Sana Aiyar – Indians in Kenya
Alan Cobley – On the shoulders of giants: The black petty bourgeoisie in politics and society in South Africa, 1924-1948
Jack Dalziel on the early history of the Presbyterian history in South Africa and various other sources (forthcoming publication)
Heyman Mandlakayise Zituta, The spatial planning of racial residential segregation in King William’s Town 1826-1991 amongst others
Norman Parsons Jewell – On call in Africa in war and peace, 1910-1932

Gaia United

Trying to understand a linked phenomenon, it was suggested I have a look at Gaia theory which I did – by reading Gaia: The practical science of planetary medicine by James Lovelock (1991). It reminded me much of Smuts’ Holism and Evolution (1925), although more scientific, visual and practical, and much easier to follow.

Gaia Theory in case you don’t know, is the ‘present theory that sees the Earth as a system where the evolution of the organisms is tightly coupled to the evolution of their environment. Self-regulation of climate and chemical composition are emergent properties of the system. The theory has a mathematical basis in the model “Daisyworld”.’ (Lovelock, p188)
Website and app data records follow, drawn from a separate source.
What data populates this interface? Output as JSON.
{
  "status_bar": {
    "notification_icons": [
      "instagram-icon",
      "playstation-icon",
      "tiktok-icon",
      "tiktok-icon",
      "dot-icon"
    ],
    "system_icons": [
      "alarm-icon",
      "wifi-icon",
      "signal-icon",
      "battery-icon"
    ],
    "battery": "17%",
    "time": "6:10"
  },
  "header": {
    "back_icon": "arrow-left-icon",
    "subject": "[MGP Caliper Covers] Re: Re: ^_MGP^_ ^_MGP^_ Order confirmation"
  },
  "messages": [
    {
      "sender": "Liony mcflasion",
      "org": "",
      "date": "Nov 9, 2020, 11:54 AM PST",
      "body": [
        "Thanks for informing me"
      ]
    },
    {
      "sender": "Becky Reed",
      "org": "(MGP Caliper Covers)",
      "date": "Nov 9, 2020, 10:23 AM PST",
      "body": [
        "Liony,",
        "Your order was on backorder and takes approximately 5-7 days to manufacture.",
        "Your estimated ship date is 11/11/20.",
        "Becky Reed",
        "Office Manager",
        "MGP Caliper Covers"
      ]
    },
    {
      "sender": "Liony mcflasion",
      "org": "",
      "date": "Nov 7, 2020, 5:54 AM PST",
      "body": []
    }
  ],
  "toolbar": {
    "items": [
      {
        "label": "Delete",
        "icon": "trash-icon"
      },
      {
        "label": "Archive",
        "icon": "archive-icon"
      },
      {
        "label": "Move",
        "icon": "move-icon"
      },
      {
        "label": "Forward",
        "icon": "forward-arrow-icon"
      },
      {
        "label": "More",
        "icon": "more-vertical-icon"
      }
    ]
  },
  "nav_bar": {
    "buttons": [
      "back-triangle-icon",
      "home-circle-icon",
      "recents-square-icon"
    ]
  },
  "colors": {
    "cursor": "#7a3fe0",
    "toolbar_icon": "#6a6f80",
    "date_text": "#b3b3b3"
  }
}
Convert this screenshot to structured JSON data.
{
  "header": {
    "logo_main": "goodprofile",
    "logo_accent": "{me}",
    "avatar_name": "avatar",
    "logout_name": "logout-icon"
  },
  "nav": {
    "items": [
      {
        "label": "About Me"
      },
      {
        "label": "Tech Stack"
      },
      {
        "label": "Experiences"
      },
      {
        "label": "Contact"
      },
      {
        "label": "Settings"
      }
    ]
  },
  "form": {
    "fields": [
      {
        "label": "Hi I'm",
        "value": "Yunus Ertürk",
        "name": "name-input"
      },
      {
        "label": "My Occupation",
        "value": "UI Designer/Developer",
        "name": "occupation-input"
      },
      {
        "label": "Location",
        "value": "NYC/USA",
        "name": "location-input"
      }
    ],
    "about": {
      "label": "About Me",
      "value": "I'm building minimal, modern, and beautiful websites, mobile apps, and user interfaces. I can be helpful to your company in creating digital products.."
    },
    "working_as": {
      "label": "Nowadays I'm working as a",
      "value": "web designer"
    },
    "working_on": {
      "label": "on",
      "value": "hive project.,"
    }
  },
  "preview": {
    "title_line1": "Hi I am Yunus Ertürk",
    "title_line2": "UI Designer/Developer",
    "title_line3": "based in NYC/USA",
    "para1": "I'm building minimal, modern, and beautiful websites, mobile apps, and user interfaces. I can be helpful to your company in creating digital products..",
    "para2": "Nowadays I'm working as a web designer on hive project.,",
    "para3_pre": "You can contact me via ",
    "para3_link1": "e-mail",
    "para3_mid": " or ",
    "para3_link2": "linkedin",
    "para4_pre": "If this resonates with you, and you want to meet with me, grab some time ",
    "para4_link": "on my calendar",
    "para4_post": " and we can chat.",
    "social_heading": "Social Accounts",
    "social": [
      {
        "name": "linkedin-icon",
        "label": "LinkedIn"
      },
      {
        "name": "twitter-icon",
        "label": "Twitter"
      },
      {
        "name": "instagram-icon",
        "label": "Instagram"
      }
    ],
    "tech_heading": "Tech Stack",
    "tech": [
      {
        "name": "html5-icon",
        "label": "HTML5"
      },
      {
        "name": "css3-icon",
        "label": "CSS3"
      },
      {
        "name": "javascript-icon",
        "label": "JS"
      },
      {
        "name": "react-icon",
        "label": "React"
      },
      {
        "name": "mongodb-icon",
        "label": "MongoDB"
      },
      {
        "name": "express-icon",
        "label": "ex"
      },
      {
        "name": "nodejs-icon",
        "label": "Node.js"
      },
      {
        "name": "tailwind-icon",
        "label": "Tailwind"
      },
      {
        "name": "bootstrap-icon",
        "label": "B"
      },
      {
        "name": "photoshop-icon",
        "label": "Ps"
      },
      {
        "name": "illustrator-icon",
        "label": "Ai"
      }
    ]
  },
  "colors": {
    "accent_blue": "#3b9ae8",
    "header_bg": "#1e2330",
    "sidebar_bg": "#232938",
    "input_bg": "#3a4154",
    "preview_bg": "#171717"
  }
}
What has been striking is how Lovelock had to struggle to get his theories and hypotheses recognised as he was outside of traditional thinking. Predictions he was making at the time the book was published are now being evidenced, in particular climate change.

One of the things Lovelock mentions which fits with my historical outlook is Disseminated Primatemaia – a plague of people. This is referred to in a different way by Marthe Kiley-Worthington in Family are the Friends you Choose. The arrogance of mankind that Lovelock refers to with his plague of people and their attitude to the universe or gaia is clearly seen in the most recent colonisation actions by superpowers – no doubt the earlier colonisers – Rome, Greece, Ottomans, Austria-Hungarians, Armenians, Aksumite etc all had similar thoughts and views in seeing their way to dominate great swathes of people and land.

They were all for union and unity under one authority. The most recent colonisers having industrialisation behind them as none previously had. The result being the destruction of Africa’s climate and ecology (and here I think specifically of Tsavo area in Kenya and lands below Kilimanjaro in Tanzania) and that of gaia which Lovelock writes. (The same case can be put for South American deforestation etc).

Back to my historical outlook – we, mankind, are our own worst enemy as long as we look out for the individual (group) and not consider how that approach impacts on the wider community and gaia. Our diversity is our strength – if we work together for gaia.